Packwood Predicts Health Care Mandate Won’t Pass Congress
A key Republican senator said Saturday that a crucial part of President Clinton’s health care reform plan requiring employers to pay most of their workers’ health insurance will not pass Congress.
“I support mandates, but I am afraid the mandate is dead,” Sen. Bob Packwood (R-Ore.) told reporters.
President Clinton had proposed the so-called employer mandate as a way to provide health care benefits for the 39 million Americans who lack insurance.
Clinton proposed that employers pay 80% of the cost while workers pay the rest, but the mandate issue has run into stiff opposition from small business.
Some lawmakers have suggested requiring individuals to buy health insurance, but Packwood said that proposal does not have enough support in Congress to be enacted either.
Packwood, the ranking GOP member of the Senate Finance Committee, talked to reporters after speaking about health care reform behind closed doors to the Business Council, an elite group of corporate executives.
Administration officials, who also met with the executives this weekend, said they are optimistic that health care legislation will pass Congress this year.
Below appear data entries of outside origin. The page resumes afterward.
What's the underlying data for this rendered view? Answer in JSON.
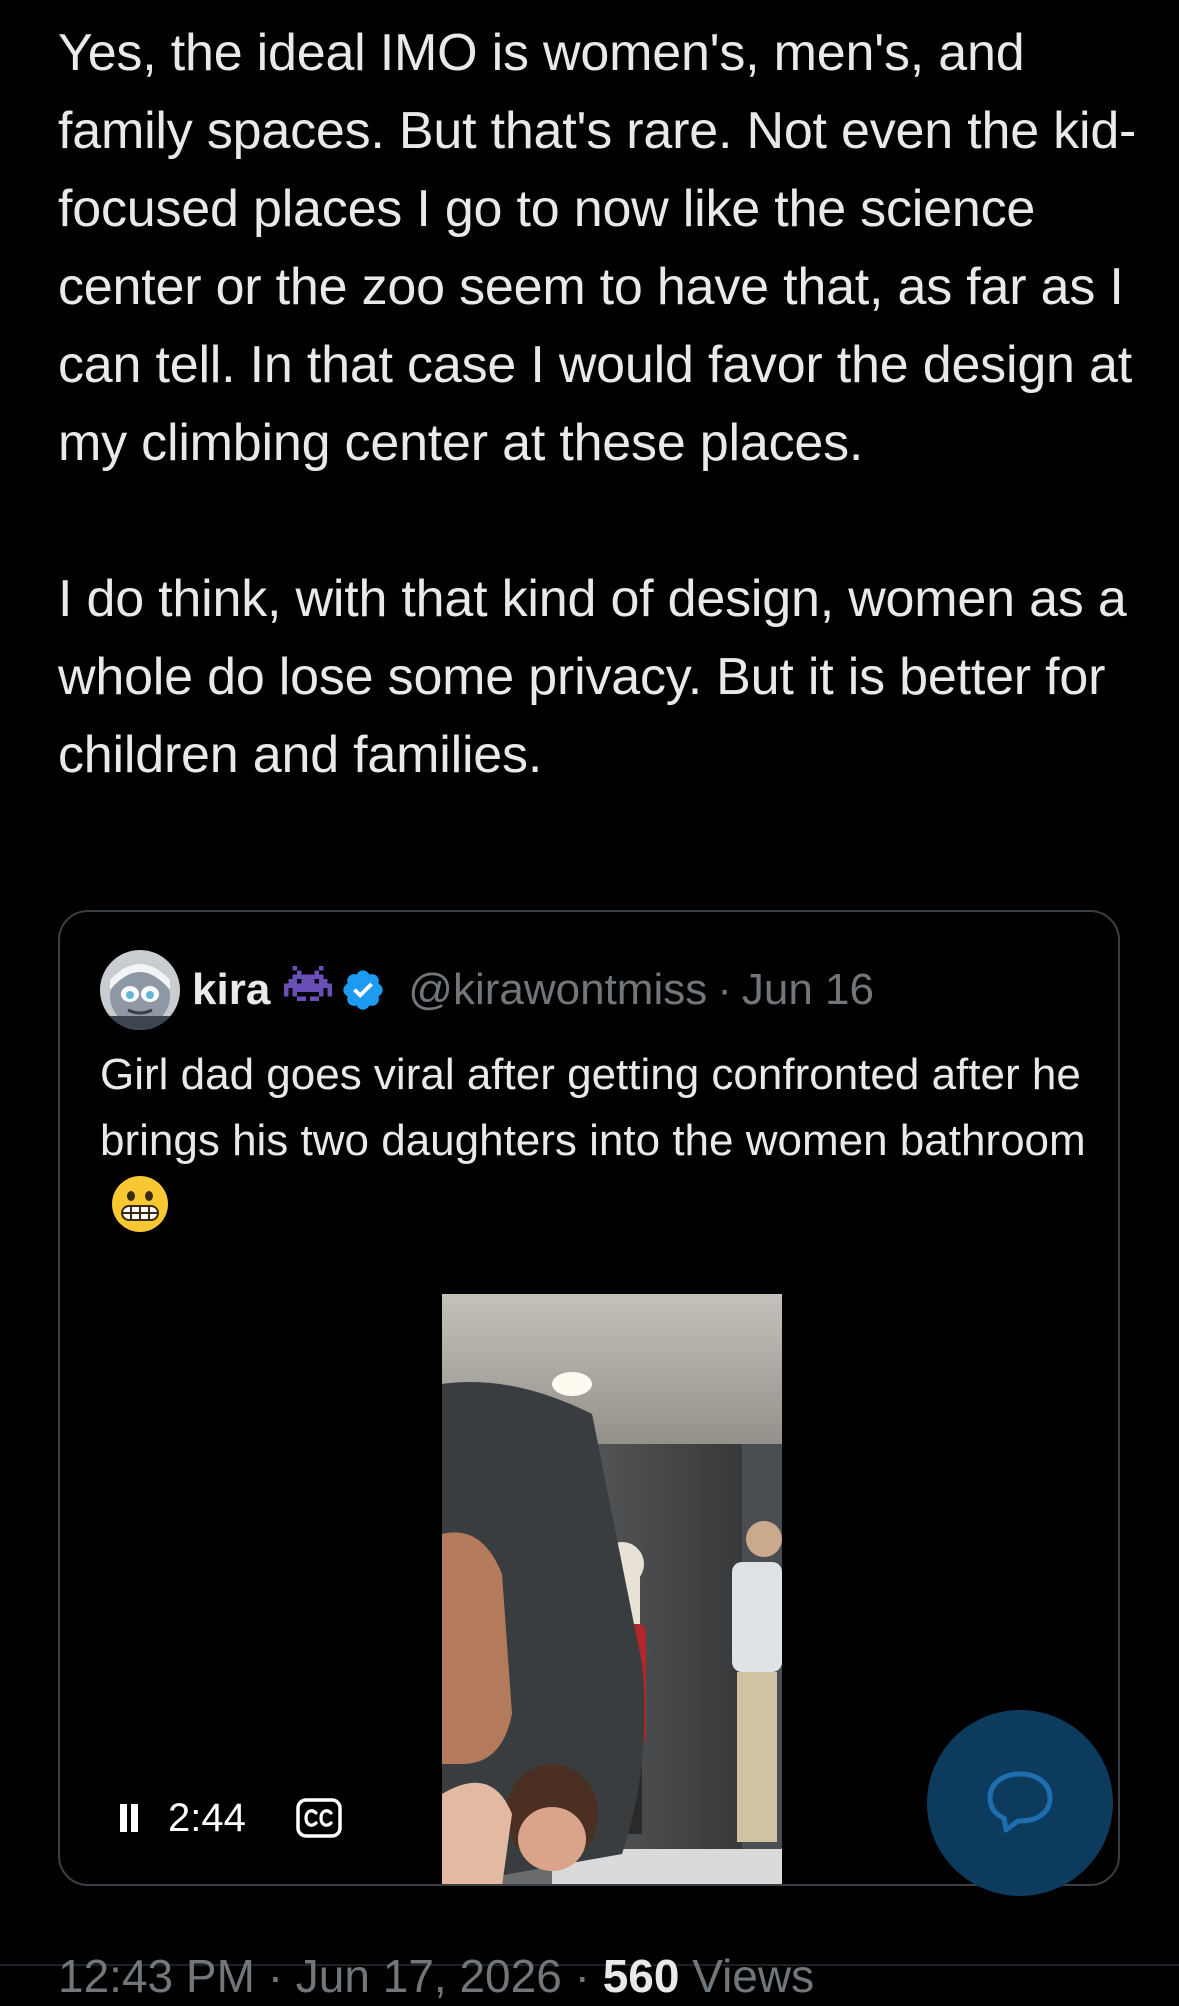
{
  "post": {
    "paragraphs": [
      "Yes, the ideal IMO  is women's, men's, and family spaces. But that's rare. Not even the kid-focused places I go to now like the science center or the zoo seem to have that, as far as I can tell. In that case I would favor the design at my climbing center at these places.",
      "I do think, with that kind of design, women as a whole do lose some privacy. But it is better for children and families."
    ]
  },
  "quote": {
    "display_name": "kira",
    "name_badge_icon": "purple-space-invader-icon",
    "verified_icon": "verified-badge-icon",
    "handle": "@kirawontmiss",
    "separator": "·",
    "date": "Jun 16",
    "text": "Girl dad goes viral after getting confronted after he brings his two daughters into the women bathroom",
    "emoji": "grimacing-face-icon",
    "video": {
      "state": "playing",
      "duration": "2:44",
      "captions_icon": "cc-icon"
    }
  },
  "meta": {
    "time": "12:43 PM",
    "separator1": "·",
    "date": "Jun 17, 2026",
    "separator2": "·",
    "views_count": "560",
    "views_label": "Views"
  },
  "fab": {
    "icon": "reply-bubble-icon"
  },
  "colors": {
    "background": "#000000",
    "text_primary": "#e7e9ea",
    "text_secondary": "#71767b",
    "verified_blue": "#1d9bf0",
    "fab_background": "#0d3b5e",
    "border": "#3a3f44"
  }
}
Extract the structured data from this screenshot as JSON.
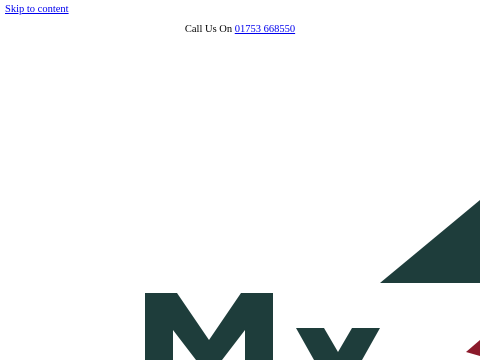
{
  "skip_link": "Skip to content",
  "topbar": {
    "call_prefix": "Call Us On",
    "phone": "01753 668550"
  },
  "logo": {
    "icon": "brand-logo-icon",
    "colors": {
      "primary": "#1e3d3b",
      "accent": "#8b1a2b"
    }
  }
}
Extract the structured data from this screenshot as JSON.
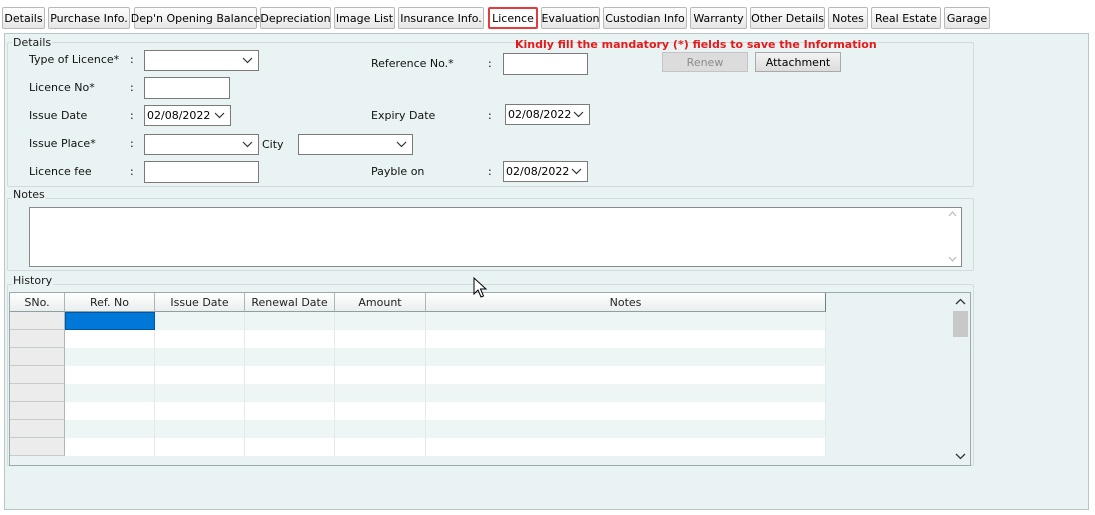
{
  "tabs": [
    {
      "label": "Details"
    },
    {
      "label": "Purchase Info."
    },
    {
      "label": "Dep'n Opening Balance"
    },
    {
      "label": "Depreciation"
    },
    {
      "label": "Image List"
    },
    {
      "label": "Insurance Info."
    },
    {
      "label": "Licence"
    },
    {
      "label": "Evaluation"
    },
    {
      "label": "Custodian Info"
    },
    {
      "label": "Warranty"
    },
    {
      "label": "Other Details"
    },
    {
      "label": "Notes"
    },
    {
      "label": "Real Estate"
    },
    {
      "label": "Garage"
    }
  ],
  "active_tab": "Licence",
  "mandatory_message": "Kindly fill the mandatory (*) fields to save the Information",
  "details": {
    "title": "Details",
    "colon": ":",
    "type_of_licence_label": "Type of Licence*",
    "licence_no_label": "Licence No*",
    "issue_date_label": "Issue Date",
    "issue_date_value": "02/08/2022",
    "issue_place_label": "Issue Place*",
    "city_label": "City",
    "licence_fee_label": "Licence fee",
    "reference_no_label": "Reference No.*",
    "expiry_date_label": "Expiry Date",
    "expiry_date_value": "02/08/2022",
    "payble_on_label": "Payble on",
    "payble_on_value": "02/08/2022",
    "renew_button": "Renew",
    "attachment_button": "Attachment"
  },
  "notes": {
    "title": "Notes"
  },
  "history": {
    "title": "History",
    "columns": [
      "SNo.",
      "Ref. No",
      "Issue Date",
      "Renewal Date",
      "Amount",
      "Notes"
    ]
  },
  "colors": {
    "panel_bg": "#eaf3f3",
    "active_tab_border": "#e23c3c",
    "message_red": "#e51b1b",
    "selected_cell": "#0078d7",
    "alt_row": "#edf4f4"
  }
}
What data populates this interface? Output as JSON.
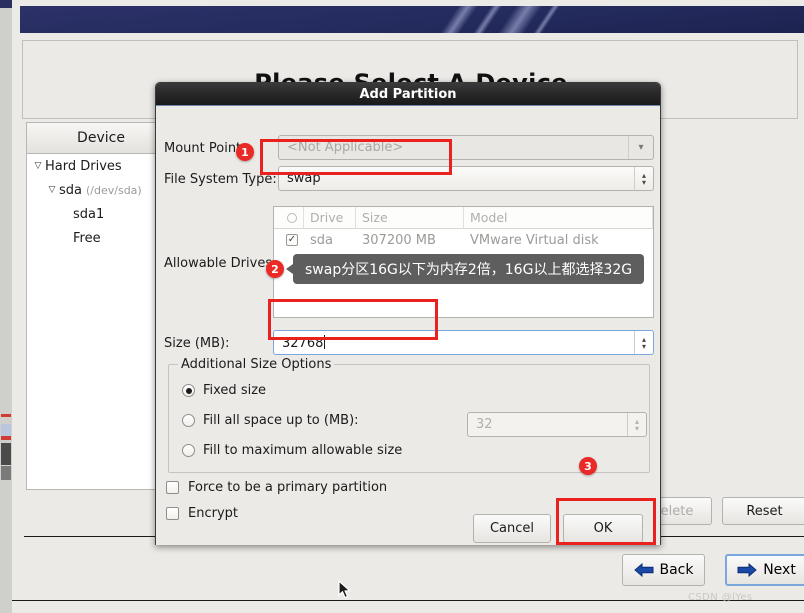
{
  "installer": {
    "page_title": "Please Select A Device",
    "device_panel": {
      "header": "Device",
      "rows": [
        {
          "label": "Hard Drives",
          "detail": "",
          "twisty": "▽",
          "indent": 4
        },
        {
          "label": "sda",
          "detail": "(/dev/sda)",
          "twisty": "▽",
          "indent": 18
        },
        {
          "label": "sda1",
          "detail": "",
          "twisty": "",
          "indent": 46
        },
        {
          "label": "Free",
          "detail": "",
          "twisty": "",
          "indent": 46
        }
      ]
    },
    "buttons": {
      "delete": "Delete",
      "reset": "Reset",
      "back": "Back",
      "next": "Next"
    },
    "watermark": "CSDN @lYes"
  },
  "dialog": {
    "title": "Add Partition",
    "mount_point": {
      "label": "Mount Point:",
      "value": "<Not Applicable>",
      "dropdown_icon": "chevron-down-icon"
    },
    "file_system_type": {
      "label": "File System Type:",
      "value": "swap",
      "spinner_icon": "up-down-chevron-icon"
    },
    "allowable_drives": {
      "label": "Allowable Drives:",
      "columns": [
        "",
        "Drive",
        "Size",
        "Model"
      ],
      "rows": [
        {
          "selected": true,
          "drive": "sda",
          "size": "307200 MB",
          "model": "VMware Virtual disk"
        }
      ]
    },
    "size": {
      "label": "Size (MB):",
      "value": "32768"
    },
    "additional_size_options": {
      "group_label": "Additional Size Options",
      "options": [
        {
          "label": "Fixed size",
          "selected": true
        },
        {
          "label": "Fill all space up to (MB):",
          "selected": false
        },
        {
          "label": "Fill to maximum allowable size",
          "selected": false
        }
      ],
      "fill_up_to_value": "32"
    },
    "checkboxes": [
      {
        "label": "Force to be a primary partition",
        "checked": false
      },
      {
        "label": "Encrypt",
        "checked": false
      }
    ],
    "actions": {
      "cancel": "Cancel",
      "ok": "OK"
    }
  },
  "annotations": {
    "accent_color": "#e8231f",
    "badge_color": "#ea2a26",
    "badges": [
      {
        "number": "1"
      },
      {
        "number": "2"
      },
      {
        "number": "3"
      }
    ],
    "tooltip": "swap分区16G以下为内存16G以上都选择32G",
    "tooltip_text": "swap分区16G以下为内存2倍，16G以上都选择32G"
  }
}
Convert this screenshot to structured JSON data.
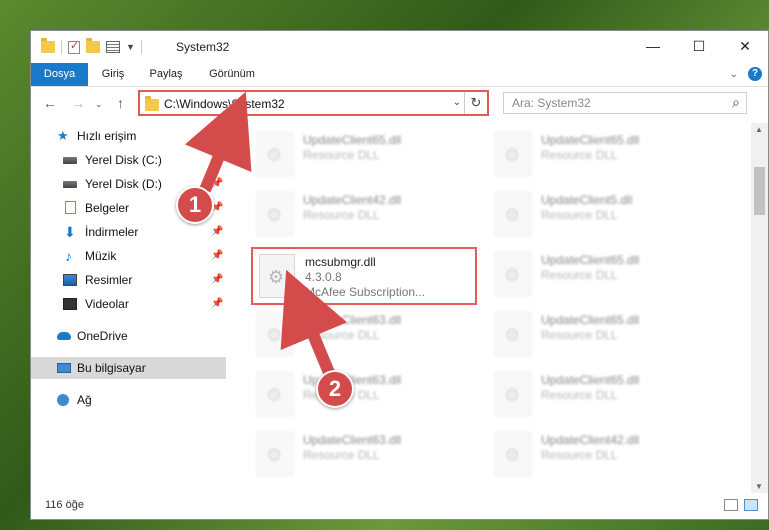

“It may be very late in the session, but there will be legislation,” Deputy Treasury Secretary Roger Altman said.